(Dataset rows for apps and sites)
######

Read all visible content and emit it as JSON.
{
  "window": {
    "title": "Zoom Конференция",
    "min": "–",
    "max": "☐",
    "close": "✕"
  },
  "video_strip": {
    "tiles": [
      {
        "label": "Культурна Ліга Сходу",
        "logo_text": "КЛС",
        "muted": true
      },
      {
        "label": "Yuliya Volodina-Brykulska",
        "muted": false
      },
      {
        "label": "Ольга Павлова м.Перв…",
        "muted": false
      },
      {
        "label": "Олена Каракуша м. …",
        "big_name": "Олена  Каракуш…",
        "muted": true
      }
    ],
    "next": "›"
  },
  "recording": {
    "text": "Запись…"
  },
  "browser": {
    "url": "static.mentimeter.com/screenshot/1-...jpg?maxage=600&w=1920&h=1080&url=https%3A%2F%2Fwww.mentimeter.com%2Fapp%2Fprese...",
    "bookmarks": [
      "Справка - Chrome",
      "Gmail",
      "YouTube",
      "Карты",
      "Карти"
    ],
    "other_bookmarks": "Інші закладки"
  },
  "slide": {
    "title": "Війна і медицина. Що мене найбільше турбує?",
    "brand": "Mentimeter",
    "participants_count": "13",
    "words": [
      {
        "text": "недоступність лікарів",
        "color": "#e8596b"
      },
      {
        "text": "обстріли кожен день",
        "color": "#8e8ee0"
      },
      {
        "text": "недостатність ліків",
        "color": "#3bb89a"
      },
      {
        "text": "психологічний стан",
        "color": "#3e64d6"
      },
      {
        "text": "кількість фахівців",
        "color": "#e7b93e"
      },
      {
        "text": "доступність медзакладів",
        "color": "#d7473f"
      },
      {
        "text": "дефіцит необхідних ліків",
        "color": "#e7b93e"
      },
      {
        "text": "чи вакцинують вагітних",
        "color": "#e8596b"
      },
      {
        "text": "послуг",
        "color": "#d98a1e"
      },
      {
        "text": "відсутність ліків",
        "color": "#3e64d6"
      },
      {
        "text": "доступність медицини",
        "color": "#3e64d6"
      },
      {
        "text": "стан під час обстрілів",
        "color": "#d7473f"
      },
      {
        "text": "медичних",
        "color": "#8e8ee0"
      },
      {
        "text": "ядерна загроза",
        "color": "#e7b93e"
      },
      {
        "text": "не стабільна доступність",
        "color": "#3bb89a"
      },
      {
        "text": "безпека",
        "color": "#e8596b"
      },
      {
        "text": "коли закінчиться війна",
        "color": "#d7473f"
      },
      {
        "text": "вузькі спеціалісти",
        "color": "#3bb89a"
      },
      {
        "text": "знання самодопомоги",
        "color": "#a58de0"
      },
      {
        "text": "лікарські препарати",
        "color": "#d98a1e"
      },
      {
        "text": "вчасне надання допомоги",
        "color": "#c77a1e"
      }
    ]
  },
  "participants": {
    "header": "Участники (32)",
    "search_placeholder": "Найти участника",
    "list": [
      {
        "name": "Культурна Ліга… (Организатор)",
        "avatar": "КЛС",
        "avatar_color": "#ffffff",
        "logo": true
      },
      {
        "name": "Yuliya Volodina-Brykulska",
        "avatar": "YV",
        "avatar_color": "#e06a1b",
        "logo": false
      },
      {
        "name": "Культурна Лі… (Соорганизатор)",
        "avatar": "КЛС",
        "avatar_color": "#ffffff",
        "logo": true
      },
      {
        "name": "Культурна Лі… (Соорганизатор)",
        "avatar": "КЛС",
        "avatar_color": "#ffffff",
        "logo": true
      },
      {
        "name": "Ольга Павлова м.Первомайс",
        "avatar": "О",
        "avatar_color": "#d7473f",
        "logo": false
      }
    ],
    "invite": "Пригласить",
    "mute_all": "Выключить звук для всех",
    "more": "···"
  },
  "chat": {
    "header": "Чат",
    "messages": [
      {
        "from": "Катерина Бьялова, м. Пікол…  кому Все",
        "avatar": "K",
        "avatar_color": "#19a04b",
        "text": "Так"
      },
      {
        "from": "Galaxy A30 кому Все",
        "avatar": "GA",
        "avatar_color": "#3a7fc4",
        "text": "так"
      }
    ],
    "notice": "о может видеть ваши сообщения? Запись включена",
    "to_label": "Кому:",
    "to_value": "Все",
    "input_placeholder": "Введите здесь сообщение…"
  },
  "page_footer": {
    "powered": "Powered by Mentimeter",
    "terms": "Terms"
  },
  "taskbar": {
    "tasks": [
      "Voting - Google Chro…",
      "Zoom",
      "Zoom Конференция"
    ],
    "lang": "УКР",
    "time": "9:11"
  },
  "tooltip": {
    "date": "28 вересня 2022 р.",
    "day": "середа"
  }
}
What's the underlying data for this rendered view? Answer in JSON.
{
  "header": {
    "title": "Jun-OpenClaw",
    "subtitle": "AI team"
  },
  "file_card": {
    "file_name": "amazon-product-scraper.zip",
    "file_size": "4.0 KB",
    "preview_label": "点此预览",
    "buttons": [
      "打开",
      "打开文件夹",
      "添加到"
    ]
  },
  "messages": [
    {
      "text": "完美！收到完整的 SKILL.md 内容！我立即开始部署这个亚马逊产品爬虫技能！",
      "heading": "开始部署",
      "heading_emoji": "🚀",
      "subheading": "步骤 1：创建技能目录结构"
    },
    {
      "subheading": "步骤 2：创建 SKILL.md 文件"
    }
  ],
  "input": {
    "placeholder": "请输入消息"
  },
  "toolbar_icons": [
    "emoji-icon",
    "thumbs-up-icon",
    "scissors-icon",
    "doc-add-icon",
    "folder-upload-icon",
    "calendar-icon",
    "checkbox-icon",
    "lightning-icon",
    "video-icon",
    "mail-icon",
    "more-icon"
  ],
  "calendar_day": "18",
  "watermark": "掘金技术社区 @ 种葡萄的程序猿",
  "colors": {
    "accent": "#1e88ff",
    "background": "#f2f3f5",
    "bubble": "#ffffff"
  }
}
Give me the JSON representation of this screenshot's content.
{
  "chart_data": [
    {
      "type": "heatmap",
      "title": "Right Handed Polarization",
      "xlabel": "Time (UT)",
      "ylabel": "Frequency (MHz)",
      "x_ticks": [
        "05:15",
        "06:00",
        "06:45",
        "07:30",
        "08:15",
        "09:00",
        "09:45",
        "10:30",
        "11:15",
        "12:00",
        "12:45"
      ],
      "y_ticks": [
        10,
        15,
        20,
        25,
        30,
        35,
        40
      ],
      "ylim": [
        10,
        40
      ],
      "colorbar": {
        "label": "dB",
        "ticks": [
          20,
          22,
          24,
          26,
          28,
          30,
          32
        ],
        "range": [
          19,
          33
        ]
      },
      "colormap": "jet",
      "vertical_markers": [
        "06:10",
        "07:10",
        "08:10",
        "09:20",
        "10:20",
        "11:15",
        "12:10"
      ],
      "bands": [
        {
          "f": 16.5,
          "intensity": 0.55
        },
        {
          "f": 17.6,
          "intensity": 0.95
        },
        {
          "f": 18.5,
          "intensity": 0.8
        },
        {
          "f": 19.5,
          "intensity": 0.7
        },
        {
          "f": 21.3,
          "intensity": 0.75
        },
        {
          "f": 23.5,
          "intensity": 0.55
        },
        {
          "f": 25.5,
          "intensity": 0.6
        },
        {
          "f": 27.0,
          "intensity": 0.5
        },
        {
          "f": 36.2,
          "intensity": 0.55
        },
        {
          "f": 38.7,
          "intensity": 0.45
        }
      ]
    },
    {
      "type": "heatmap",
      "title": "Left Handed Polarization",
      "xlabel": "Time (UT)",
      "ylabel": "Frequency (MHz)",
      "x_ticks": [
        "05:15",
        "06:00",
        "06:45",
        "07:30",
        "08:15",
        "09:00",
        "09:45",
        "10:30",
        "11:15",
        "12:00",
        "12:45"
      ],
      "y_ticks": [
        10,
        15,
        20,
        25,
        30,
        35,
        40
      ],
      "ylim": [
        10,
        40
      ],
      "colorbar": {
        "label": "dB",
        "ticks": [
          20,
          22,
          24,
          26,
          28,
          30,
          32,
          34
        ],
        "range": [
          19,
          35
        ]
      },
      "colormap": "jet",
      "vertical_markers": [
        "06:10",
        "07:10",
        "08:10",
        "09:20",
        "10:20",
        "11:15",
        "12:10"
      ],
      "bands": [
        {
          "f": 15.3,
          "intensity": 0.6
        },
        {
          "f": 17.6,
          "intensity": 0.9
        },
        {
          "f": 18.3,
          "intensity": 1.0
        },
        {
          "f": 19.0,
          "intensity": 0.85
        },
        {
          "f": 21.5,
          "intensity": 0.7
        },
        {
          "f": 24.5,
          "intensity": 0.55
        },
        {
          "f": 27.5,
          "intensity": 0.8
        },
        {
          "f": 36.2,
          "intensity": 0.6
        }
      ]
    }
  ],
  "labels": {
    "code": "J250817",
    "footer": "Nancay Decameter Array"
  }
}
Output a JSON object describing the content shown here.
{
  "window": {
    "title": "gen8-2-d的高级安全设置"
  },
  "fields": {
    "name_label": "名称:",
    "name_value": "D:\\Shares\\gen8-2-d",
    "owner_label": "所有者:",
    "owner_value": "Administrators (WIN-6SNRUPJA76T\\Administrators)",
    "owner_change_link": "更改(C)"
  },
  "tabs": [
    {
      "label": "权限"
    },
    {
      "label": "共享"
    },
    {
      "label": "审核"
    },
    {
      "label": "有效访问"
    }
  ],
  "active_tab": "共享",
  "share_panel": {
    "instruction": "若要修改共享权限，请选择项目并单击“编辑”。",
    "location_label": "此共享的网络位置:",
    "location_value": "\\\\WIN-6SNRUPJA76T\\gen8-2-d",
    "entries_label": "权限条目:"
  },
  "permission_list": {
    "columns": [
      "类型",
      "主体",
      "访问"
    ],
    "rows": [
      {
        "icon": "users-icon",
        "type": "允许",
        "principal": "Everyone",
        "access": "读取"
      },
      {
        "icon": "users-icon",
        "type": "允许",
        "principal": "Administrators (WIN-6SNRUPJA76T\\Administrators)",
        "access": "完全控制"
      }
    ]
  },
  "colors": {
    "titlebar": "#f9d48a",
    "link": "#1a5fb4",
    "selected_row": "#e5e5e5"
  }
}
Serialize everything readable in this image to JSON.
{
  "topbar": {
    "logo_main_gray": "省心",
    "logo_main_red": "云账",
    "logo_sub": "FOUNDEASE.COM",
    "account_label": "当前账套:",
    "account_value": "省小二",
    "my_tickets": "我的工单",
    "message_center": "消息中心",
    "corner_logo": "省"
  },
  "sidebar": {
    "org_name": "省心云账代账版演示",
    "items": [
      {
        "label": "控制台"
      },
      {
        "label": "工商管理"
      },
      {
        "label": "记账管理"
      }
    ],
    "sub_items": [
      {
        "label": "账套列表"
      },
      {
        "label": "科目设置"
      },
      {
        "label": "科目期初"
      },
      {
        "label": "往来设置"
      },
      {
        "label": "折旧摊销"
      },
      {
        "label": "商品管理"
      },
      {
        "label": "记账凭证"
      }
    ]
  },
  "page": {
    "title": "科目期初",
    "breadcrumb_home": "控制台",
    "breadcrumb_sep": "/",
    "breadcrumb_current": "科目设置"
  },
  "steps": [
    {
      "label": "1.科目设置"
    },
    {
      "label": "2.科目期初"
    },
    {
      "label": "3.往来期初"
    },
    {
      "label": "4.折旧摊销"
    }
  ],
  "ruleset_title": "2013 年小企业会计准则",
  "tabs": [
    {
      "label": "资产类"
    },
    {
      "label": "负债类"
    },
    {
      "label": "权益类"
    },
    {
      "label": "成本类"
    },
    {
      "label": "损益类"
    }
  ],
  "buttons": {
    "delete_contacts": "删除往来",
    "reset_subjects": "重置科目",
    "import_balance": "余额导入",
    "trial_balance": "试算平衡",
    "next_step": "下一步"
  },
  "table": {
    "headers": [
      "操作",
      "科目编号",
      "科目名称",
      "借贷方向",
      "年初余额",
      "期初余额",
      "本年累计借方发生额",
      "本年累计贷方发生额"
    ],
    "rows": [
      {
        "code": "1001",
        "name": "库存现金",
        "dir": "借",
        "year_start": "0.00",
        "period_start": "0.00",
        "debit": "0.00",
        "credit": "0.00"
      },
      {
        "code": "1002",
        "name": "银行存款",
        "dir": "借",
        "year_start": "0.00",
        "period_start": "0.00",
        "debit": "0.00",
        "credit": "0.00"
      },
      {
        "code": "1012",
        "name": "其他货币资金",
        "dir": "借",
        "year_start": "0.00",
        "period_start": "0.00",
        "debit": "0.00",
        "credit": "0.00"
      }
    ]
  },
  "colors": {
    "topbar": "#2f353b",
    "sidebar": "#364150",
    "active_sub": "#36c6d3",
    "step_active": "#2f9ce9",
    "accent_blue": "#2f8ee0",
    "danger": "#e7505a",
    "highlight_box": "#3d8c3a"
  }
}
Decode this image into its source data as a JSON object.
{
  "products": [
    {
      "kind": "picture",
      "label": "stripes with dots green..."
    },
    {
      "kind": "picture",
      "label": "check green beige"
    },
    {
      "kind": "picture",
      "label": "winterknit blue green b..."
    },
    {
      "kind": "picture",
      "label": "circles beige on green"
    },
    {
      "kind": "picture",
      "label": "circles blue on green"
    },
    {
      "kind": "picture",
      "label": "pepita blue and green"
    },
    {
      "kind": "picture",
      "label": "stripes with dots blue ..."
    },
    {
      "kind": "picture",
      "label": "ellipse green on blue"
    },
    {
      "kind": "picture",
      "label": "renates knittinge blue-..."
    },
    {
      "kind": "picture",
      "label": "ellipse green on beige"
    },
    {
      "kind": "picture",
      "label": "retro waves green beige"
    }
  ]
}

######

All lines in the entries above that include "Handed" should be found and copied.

(EXPECTED OUTPUT)
      "title": "Right Handed Polarization",
      "title": "Left Handed Polarization",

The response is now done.